- Opening Delimiter -

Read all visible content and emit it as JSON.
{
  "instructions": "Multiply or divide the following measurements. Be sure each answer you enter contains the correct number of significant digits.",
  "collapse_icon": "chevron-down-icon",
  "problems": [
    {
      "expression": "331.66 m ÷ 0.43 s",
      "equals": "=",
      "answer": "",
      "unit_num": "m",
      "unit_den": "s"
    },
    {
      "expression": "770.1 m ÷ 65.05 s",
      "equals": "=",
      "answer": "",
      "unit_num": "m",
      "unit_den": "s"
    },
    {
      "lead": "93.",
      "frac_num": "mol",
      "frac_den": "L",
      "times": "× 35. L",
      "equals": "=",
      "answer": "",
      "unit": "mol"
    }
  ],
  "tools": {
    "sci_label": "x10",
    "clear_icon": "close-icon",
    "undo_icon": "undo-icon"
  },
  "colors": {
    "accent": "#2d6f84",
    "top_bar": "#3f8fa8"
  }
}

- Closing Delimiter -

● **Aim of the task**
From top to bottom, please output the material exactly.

● **Solution**
Read all visible content and emit it as JSON.
{
  "instructions": "Multiply or divide the following measurements. Be sure each answer you enter contains the correct number of significant digits.",
  "collapse_icon": "chevron-down-icon",
  "problems": [
    {
      "expression": "331.66 m ÷ 0.43 s",
      "equals": "=",
      "answer": "",
      "unit_num": "m",
      "unit_den": "s"
    },
    {
      "expression": "770.1 m ÷ 65.05 s",
      "equals": "=",
      "answer": "",
      "unit_num": "m",
      "unit_den": "s"
    },
    {
      "lead": "93.",
      "frac_num": "mol",
      "frac_den": "L",
      "times": "× 35. L",
      "equals": "=",
      "answer": "",
      "unit": "mol"
    }
  ],
  "tools": {
    "sci_label": "x10",
    "clear_icon": "close-icon",
    "undo_icon": "undo-icon"
  },
  "colors": {
    "accent": "#2d6f84",
    "top_bar": "#3f8fa8"
  }
}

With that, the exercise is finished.